▶ [ACTIVITY]: Bring together every line in the data that includes "JSON".

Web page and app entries
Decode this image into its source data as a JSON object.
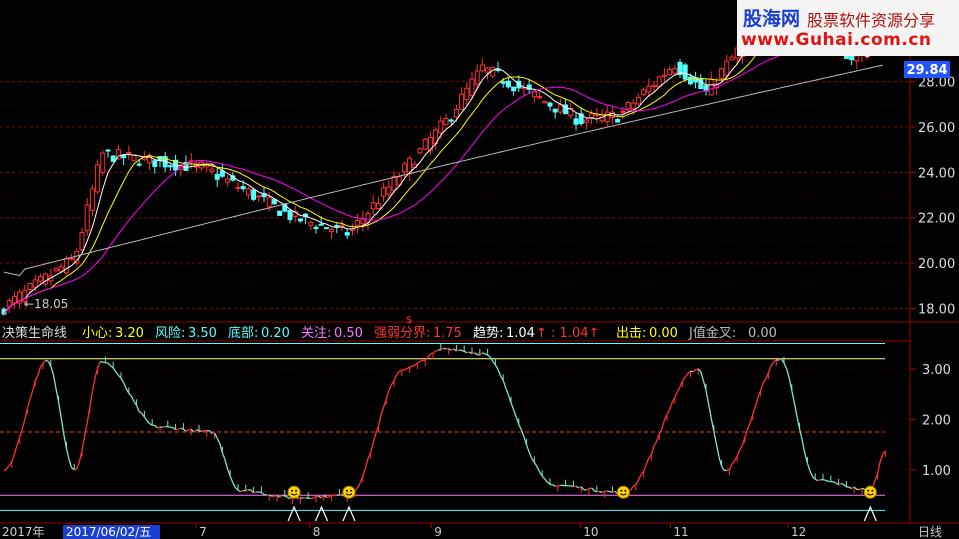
{
  "watermark": {
    "brand": "股海网",
    "tagline": "股票软件资源分享",
    "url": "www.Guhai.com.cn"
  },
  "colors": {
    "up": "#ff3232",
    "down": "#54ffff",
    "ma5": "#ffffff",
    "ma10": "#ffff00",
    "ma20": "#ff00ff",
    "ma60": "#bbbbbb",
    "axis": "#9b0000"
  },
  "chart_data": [
    {
      "type": "candlestick",
      "title": "",
      "last_price_label": "29.84",
      "low_marker_label": "←18.05",
      "y_ticks": [
        "28.00",
        "26.00",
        "24.00",
        "22.00",
        "20.00",
        "18.00"
      ],
      "ylim": [
        17.4,
        31.6
      ],
      "grid": true,
      "series_lines": [
        "ma-short",
        "ma-mid",
        "ma-long"
      ],
      "key_points": [
        {
          "date": "2017-05-15",
          "close": 18.05
        },
        {
          "date": "2017-06-02",
          "close": 20.2
        },
        {
          "date": "2017-06-09",
          "close": 24.8
        },
        {
          "date": "2017-07-05",
          "close": 24.2
        },
        {
          "date": "2017-07-28",
          "close": 22.0
        },
        {
          "date": "2017-08-11",
          "close": 21.3
        },
        {
          "date": "2017-09-05",
          "close": 26.3
        },
        {
          "date": "2017-09-14",
          "close": 28.6
        },
        {
          "date": "2017-10-09",
          "close": 26.3
        },
        {
          "date": "2017-10-19",
          "close": 26.5
        },
        {
          "date": "2017-11-02",
          "close": 28.8
        },
        {
          "date": "2017-11-10",
          "close": 27.5
        },
        {
          "date": "2017-11-24",
          "close": 30.7
        },
        {
          "date": "2017-12-08",
          "close": 30.2
        },
        {
          "date": "2017-12-18",
          "close": 29.0
        },
        {
          "date": "2017-12-26",
          "close": 29.84
        }
      ]
    },
    {
      "type": "line",
      "title": "决策生命线",
      "legend": [
        {
          "label": "小心:",
          "value": "3.20",
          "color": "#ffff00"
        },
        {
          "label": "风险:",
          "value": "3.50",
          "color": "#54ffff"
        },
        {
          "label": "底部:",
          "value": "0.20",
          "color": "#54ffff"
        },
        {
          "label": "关注:",
          "value": "0.50",
          "color": "#ff77ff"
        },
        {
          "label": "强弱分界:",
          "value": "1.75",
          "color": "#ff3232"
        },
        {
          "label": "趋势:",
          "value": "1.04",
          "color": "#ffffff",
          "extra": "↑ : 1.04↑"
        },
        {
          "label": "出击:",
          "value": "0.00",
          "color": "#ffff00"
        },
        {
          "label": "J值金叉:",
          "value": "0.00",
          "color": "#bbbbbb"
        }
      ],
      "y_ticks": [
        "3.00",
        "2.00",
        "1.00"
      ],
      "ylim": [
        -0.05,
        3.55
      ],
      "h_lines": [
        {
          "value": 3.2,
          "color": "#ffff90"
        },
        {
          "value": 3.5,
          "color": "#54ffff"
        },
        {
          "value": 0.2,
          "color": "#54ffff"
        },
        {
          "value": 0.5,
          "color": "#ff77ff"
        },
        {
          "value": 1.75,
          "color": "#ff3232",
          "dash": true
        }
      ],
      "key_points": [
        {
          "date": "2017-05-15",
          "value": 1.0
        },
        {
          "date": "2017-05-26",
          "value": 3.15
        },
        {
          "date": "2017-06-02",
          "value": 1.0
        },
        {
          "date": "2017-06-09",
          "value": 3.15
        },
        {
          "date": "2017-06-23",
          "value": 1.85
        },
        {
          "date": "2017-07-07",
          "value": 1.75
        },
        {
          "date": "2017-07-14",
          "value": 0.6
        },
        {
          "date": "2017-07-28",
          "value": 0.45
        },
        {
          "date": "2017-08-11",
          "value": 0.5
        },
        {
          "date": "2017-08-25",
          "value": 3.0
        },
        {
          "date": "2017-09-05",
          "value": 3.4
        },
        {
          "date": "2017-09-14",
          "value": 3.3
        },
        {
          "date": "2017-10-02",
          "value": 0.7
        },
        {
          "date": "2017-10-20",
          "value": 0.55
        },
        {
          "date": "2017-11-08",
          "value": 3.0
        },
        {
          "date": "2017-11-15",
          "value": 1.0
        },
        {
          "date": "2017-11-29",
          "value": 3.2
        },
        {
          "date": "2017-12-08",
          "value": 0.8
        },
        {
          "date": "2017-12-22",
          "value": 0.6
        },
        {
          "date": "2017-12-26",
          "value": 1.4
        }
      ],
      "signal_markers": [
        {
          "type": "smile",
          "date": "2017-07-28"
        },
        {
          "type": "smile",
          "date": "2017-08-11"
        },
        {
          "type": "smile",
          "date": "2017-10-20"
        },
        {
          "type": "smile",
          "date": "2017-12-22"
        }
      ],
      "triangle_markers": [
        "2017-07-28",
        "2017-08-04",
        "2017-08-11",
        "2017-12-22"
      ]
    }
  ],
  "x_axis": {
    "year_label": "2017年",
    "cursor_date": "2017/06/02/五",
    "month_labels": [
      "6",
      "7",
      "8",
      "9",
      "10",
      "11",
      "12"
    ],
    "period_label": "日线"
  }
}
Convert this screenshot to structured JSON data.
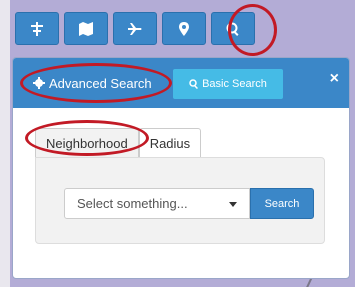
{
  "toolbar": {
    "buttons": [
      {
        "name": "filter-icon"
      },
      {
        "name": "map-icon"
      },
      {
        "name": "plane-icon"
      },
      {
        "name": "location-pin-icon"
      },
      {
        "name": "search-icon"
      }
    ]
  },
  "panel": {
    "tabs": {
      "advanced_label": "Advanced Search",
      "basic_label": "Basic Search"
    },
    "close_label": "×",
    "subtabs": {
      "neighborhood": "Neighborhood",
      "radius": "Radius"
    },
    "select": {
      "value": "Select something..."
    },
    "search_button": "Search"
  },
  "colors": {
    "primary": "#3b87c8",
    "info": "#45bbe6",
    "highlight_ring": "#c21a25",
    "background": "#b3acd6"
  }
}
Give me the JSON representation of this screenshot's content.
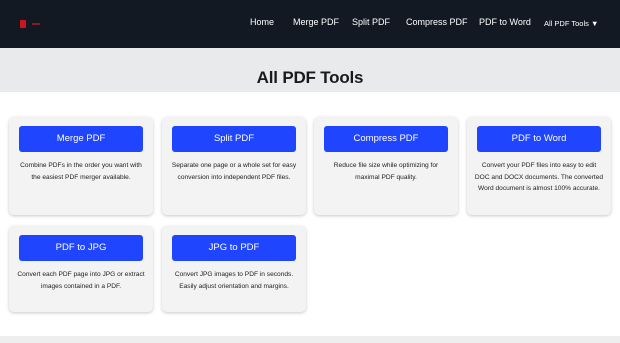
{
  "nav": {
    "items": [
      "Home",
      "Merge PDF",
      "Split PDF",
      "Compress PDF",
      "PDF to Word"
    ],
    "dropdown_label": "All PDF Tools ▼"
  },
  "hero": {
    "title": "All PDF Tools"
  },
  "tools": [
    {
      "button": "Merge PDF",
      "description": "Combine PDFs in the order you want with the easiest PDF merger available."
    },
    {
      "button": "Split PDF",
      "description": "Separate one page or a whole set for easy conversion into independent PDF files."
    },
    {
      "button": "Compress PDF",
      "description": "Reduce file size while optimizing for maximal PDF quality."
    },
    {
      "button": "PDF to Word",
      "description": "Convert your PDF files into easy to edit DOC and DOCX documents. The converted Word document is almost 100% accurate."
    },
    {
      "button": "PDF to JPG",
      "description": "Convert each PDF page into JPG or extract images contained in a PDF."
    },
    {
      "button": "JPG to PDF",
      "description": "Convert JPG images to PDF in seconds. Easily adjust orientation and margins."
    }
  ],
  "colors": {
    "navbar_bg": "#121923",
    "accent_button": "#1f45ff",
    "logo_red": "#d0141c",
    "hero_bg": "#e9eaec",
    "card_bg": "#f3f3f4"
  },
  "icons": {
    "logo": "pdf-logo-icon"
  }
}
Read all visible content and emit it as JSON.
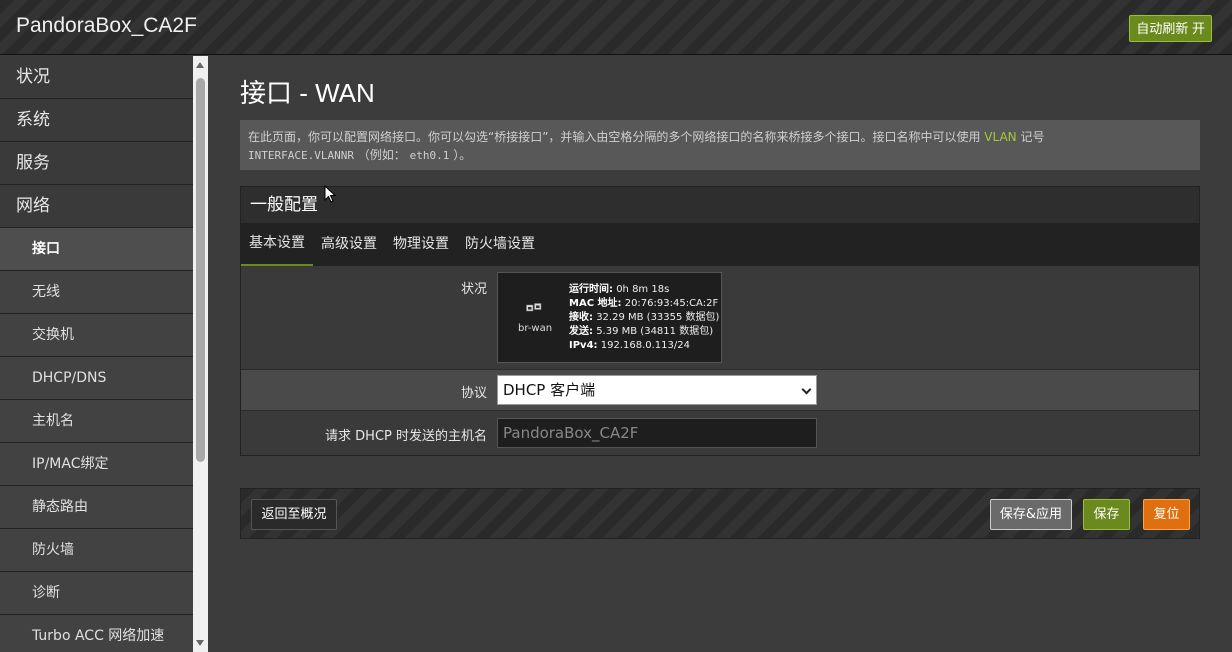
{
  "header": {
    "brand": "PandoraBox_CA2F",
    "refresh_button": "自动刷新 开"
  },
  "sidebar": {
    "items": [
      {
        "label": "状况",
        "level": 1
      },
      {
        "label": "系统",
        "level": 1
      },
      {
        "label": "服务",
        "level": 1
      },
      {
        "label": "网络",
        "level": 1
      },
      {
        "label": "接口",
        "level": 2,
        "active": true
      },
      {
        "label": "无线",
        "level": 2
      },
      {
        "label": "交换机",
        "level": 2
      },
      {
        "label": "DHCP/DNS",
        "level": 2
      },
      {
        "label": "主机名",
        "level": 2
      },
      {
        "label": "IP/MAC绑定",
        "level": 2
      },
      {
        "label": "静态路由",
        "level": 2
      },
      {
        "label": "防火墙",
        "level": 2
      },
      {
        "label": "诊断",
        "level": 2
      },
      {
        "label": "Turbo ACC 网络加速",
        "level": 2
      }
    ]
  },
  "main": {
    "title": "接口 - WAN",
    "description": {
      "part1": "在此页面，你可以配置网络接口。你可以勾选“桥接接口”，并输入由空格分隔的多个网络接口的名称来桥接多个接口。接口名称中可以使用",
      "vlan": "VLAN",
      "part2": "记号",
      "code": "INTERFACE.VLANNR",
      "part3": "（例如：",
      "example": "eth0.1",
      "part4": "）。"
    },
    "section_title": "一般配置",
    "tabs": [
      {
        "label": "基本设置",
        "active": true
      },
      {
        "label": "高级设置"
      },
      {
        "label": "物理设置"
      },
      {
        "label": "防火墙设置"
      }
    ],
    "status": {
      "label": "状况",
      "iface_name": "br-wan",
      "uptime_label": "运行时间:",
      "uptime": "0h 8m 18s",
      "mac_label": "MAC 地址:",
      "mac": "20:76:93:45:CA:2F",
      "rx_label": "接收:",
      "rx": "32.29 MB (33355 数据包)",
      "tx_label": "发送:",
      "tx": "5.39 MB (34811 数据包)",
      "ipv4_label": "IPv4:",
      "ipv4": "192.168.0.113/24"
    },
    "protocol": {
      "label": "协议",
      "value": "DHCP 客户端"
    },
    "hostname": {
      "label": "请求 DHCP 时发送的主机名",
      "placeholder": "PandoraBox_CA2F"
    }
  },
  "actions": {
    "back": "返回至概况",
    "save_apply": "保存&应用",
    "save": "保存",
    "reset": "复位"
  }
}
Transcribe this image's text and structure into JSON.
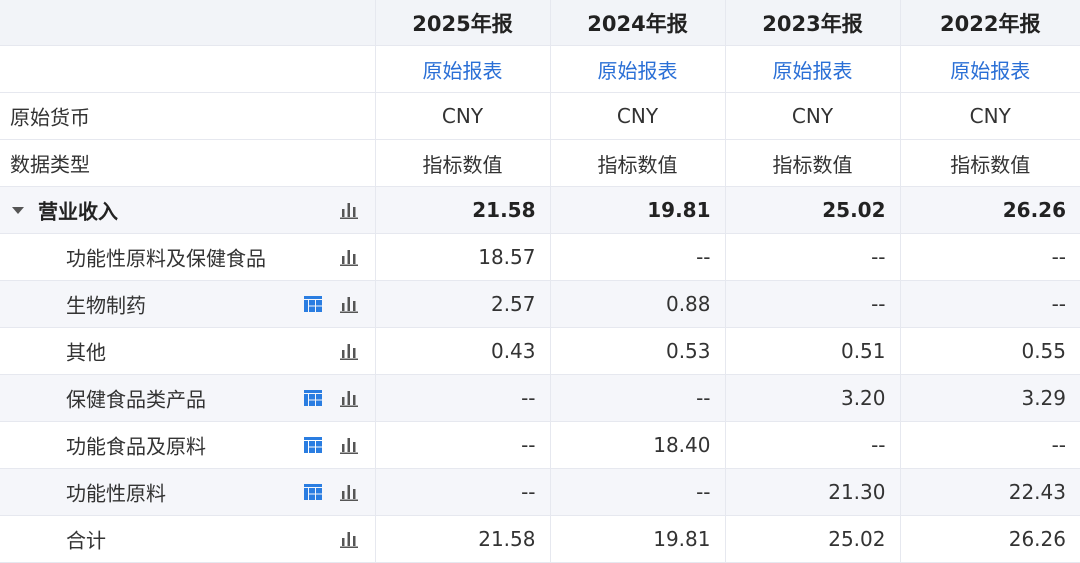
{
  "periods": [
    "2025年报",
    "2024年报",
    "2023年报",
    "2022年报"
  ],
  "report_link_label": "原始报表",
  "currency_row": {
    "label": "原始货币",
    "values": [
      "CNY",
      "CNY",
      "CNY",
      "CNY"
    ]
  },
  "type_row": {
    "label": "数据类型",
    "values": [
      "指标数值",
      "指标数值",
      "指标数值",
      "指标数值"
    ]
  },
  "group": {
    "label": "营业收入",
    "values": [
      "21.58",
      "19.81",
      "25.02",
      "26.26"
    ]
  },
  "items": [
    {
      "label": "功能性原料及保健食品",
      "has_grid": false,
      "values": [
        "18.57",
        "--",
        "--",
        "--"
      ]
    },
    {
      "label": "生物制药",
      "has_grid": true,
      "values": [
        "2.57",
        "0.88",
        "--",
        "--"
      ]
    },
    {
      "label": "其他",
      "has_grid": false,
      "values": [
        "0.43",
        "0.53",
        "0.51",
        "0.55"
      ]
    },
    {
      "label": "保健食品类产品",
      "has_grid": true,
      "values": [
        "--",
        "--",
        "3.20",
        "3.29"
      ]
    },
    {
      "label": "功能食品及原料",
      "has_grid": true,
      "values": [
        "--",
        "18.40",
        "--",
        "--"
      ]
    },
    {
      "label": "功能性原料",
      "has_grid": true,
      "values": [
        "--",
        "--",
        "21.30",
        "22.43"
      ]
    },
    {
      "label": "合计",
      "has_grid": false,
      "values": [
        "21.58",
        "19.81",
        "25.02",
        "26.26"
      ]
    }
  ],
  "icons": {
    "chart": "bar-chart-icon",
    "grid": "grid-table-icon",
    "collapse": "caret-down-icon"
  },
  "colors": {
    "link": "#2a6fd6",
    "icon": "#2a7de1",
    "chart_icon": "#555555"
  }
}
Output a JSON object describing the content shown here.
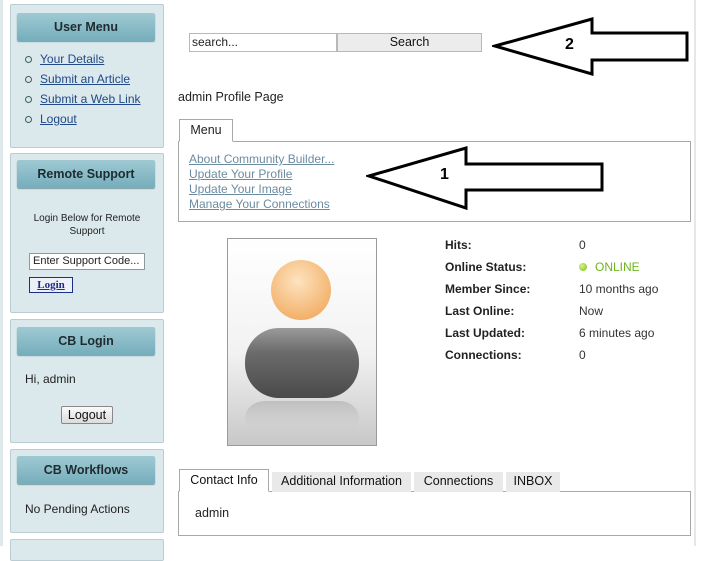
{
  "sidebar": {
    "user_menu": {
      "title": "User Menu",
      "links": [
        "Your Details",
        "Submit an Article",
        "Submit a Web Link",
        "Logout"
      ]
    },
    "remote_support": {
      "title": "Remote Support",
      "instructions": "Login Below for Remote Support",
      "code_placeholder": "Enter Support Code...",
      "login_label": "Login"
    },
    "cb_login": {
      "title": "CB Login",
      "greeting": "Hi, admin",
      "logout_label": "Logout"
    },
    "cb_workflows": {
      "title": "CB Workflows",
      "status": "No Pending Actions"
    }
  },
  "search": {
    "value": "search...",
    "button_label": "Search"
  },
  "page_title": "admin Profile Page",
  "menu": {
    "tab_label": "Menu",
    "links": [
      "About Community Builder...",
      "Update Your Profile",
      "Update Your Image",
      "Manage Your Connections"
    ]
  },
  "profile_stats": [
    {
      "label": "Hits:",
      "value": "0"
    },
    {
      "label": "Online Status:",
      "value": "ONLINE"
    },
    {
      "label": "Member Since:",
      "value": "10 months ago"
    },
    {
      "label": "Last Online:",
      "value": "Now"
    },
    {
      "label": "Last Updated:",
      "value": "6 minutes ago"
    },
    {
      "label": "Connections:",
      "value": "0"
    }
  ],
  "bottom_tabs": {
    "items": [
      "Contact Info",
      "Additional Information",
      "Connections",
      "INBOX"
    ],
    "active": "Contact Info",
    "content": "admin"
  },
  "annotations": {
    "arrow1": "1",
    "arrow2": "2"
  },
  "colors": {
    "sidebar_header": "#8cbfca",
    "online": "#6db51c",
    "link": "#204a88"
  }
}
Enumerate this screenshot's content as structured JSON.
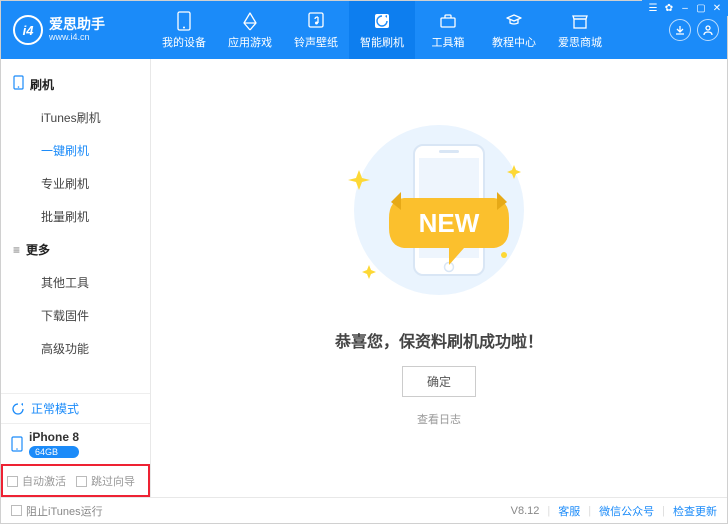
{
  "brand": {
    "logo_text": "i4",
    "name": "爱思助手",
    "sub": "www.i4.cn"
  },
  "nav": {
    "tabs": [
      {
        "label": "我的设备"
      },
      {
        "label": "应用游戏"
      },
      {
        "label": "铃声壁纸"
      },
      {
        "label": "智能刷机"
      },
      {
        "label": "工具箱"
      },
      {
        "label": "教程中心"
      },
      {
        "label": "爱思商城"
      }
    ]
  },
  "sidebar": {
    "group1": {
      "title": "刷机",
      "items": [
        "iTunes刷机",
        "一键刷机",
        "专业刷机",
        "批量刷机"
      ]
    },
    "group2": {
      "title": "更多",
      "items": [
        "其他工具",
        "下载固件",
        "高级功能"
      ]
    },
    "status": "正常模式",
    "device": {
      "name": "iPhone 8",
      "storage": "64GB"
    },
    "auto_activate": "自动激活",
    "skip_guide": "跳过向导"
  },
  "main": {
    "ribbon_text": "NEW",
    "message": "恭喜您，保资料刷机成功啦！",
    "ok": "确定",
    "view_log": "查看日志"
  },
  "footer": {
    "block_itunes": "阻止iTunes运行",
    "version": "V8.12",
    "service": "客服",
    "wechat": "微信公众号",
    "update": "检查更新"
  },
  "winctrl": {
    "lock": "☰",
    "skin": "✿",
    "min": "‒",
    "max": "▢",
    "close": "✕"
  }
}
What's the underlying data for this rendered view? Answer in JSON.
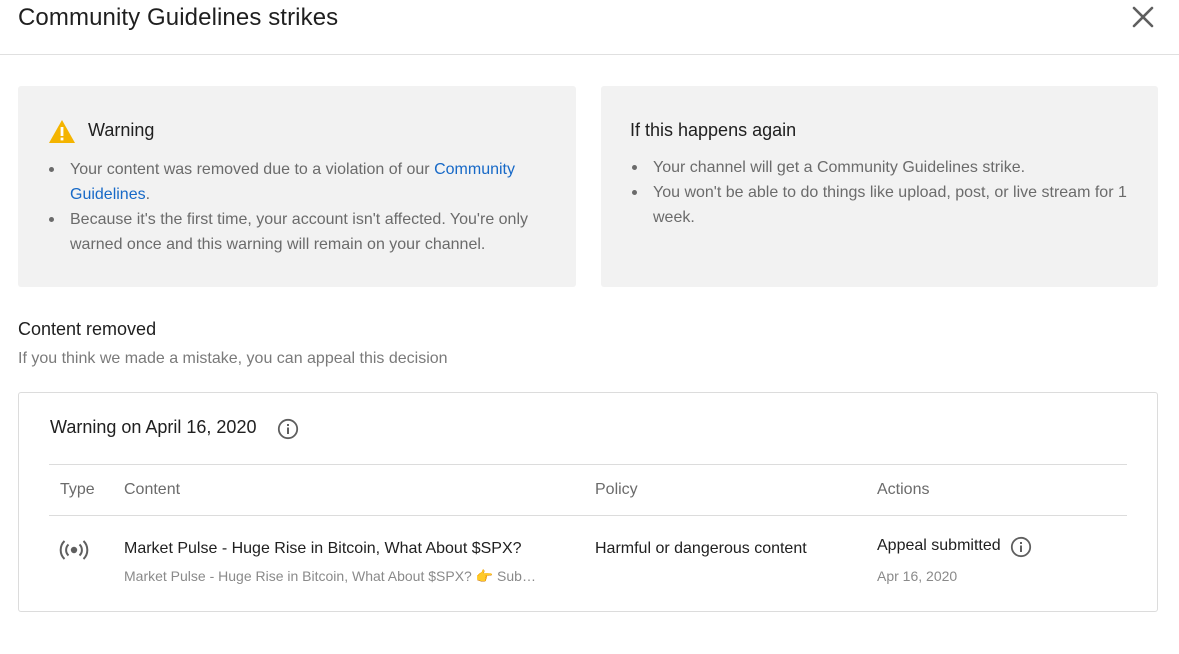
{
  "dialog": {
    "title": "Community Guidelines strikes"
  },
  "warning_card": {
    "heading": "Warning",
    "bullet1_pre": "Your content was removed due to a violation of our ",
    "bullet1_link": "Community Guidelines",
    "bullet1_post": ".",
    "bullet2": "Because it's the first time, your account isn't affected. You're only warned once and this warning will remain on your channel."
  },
  "again_card": {
    "heading": "If this happens again",
    "bullets": [
      "Your channel will get a Community Guidelines strike.",
      "You won't be able to do things like upload, post, or live stream for 1 week."
    ]
  },
  "section": {
    "title": "Content removed",
    "subtitle": "If you think we made a mistake, you can appeal this decision"
  },
  "panel": {
    "title": "Warning on April 16, 2020",
    "columns": [
      "Type",
      "Content",
      "Policy",
      "Actions"
    ],
    "row": {
      "type_icon": "live-stream-icon",
      "content_title": "Market Pulse - Huge Rise in Bitcoin, What About $SPX?",
      "content_desc": "Market Pulse - Huge Rise in Bitcoin, What About $SPX? 👉 Sub…",
      "policy": "Harmful or dangerous content",
      "action_status": "Appeal submitted",
      "action_date": "Apr 16, 2020"
    }
  },
  "colors": {
    "card_bg": "#f2f2f2",
    "link": "#1769c7",
    "warning_icon": "#f4b400"
  }
}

▶ [THE ANSWER]:
Decode this image into its source data as a JSON object.
Convert this screenshot to structured JSON data.
Give me the JSON representation of this screenshot's content.
Read all visible content and emit it as JSON.
Transcribe this image's text and structure into JSON.
Output a JSON object describing the content shown here.
Enumerate this screenshot's content as structured JSON.
What's the underlying data for this rendered view? Answer in JSON.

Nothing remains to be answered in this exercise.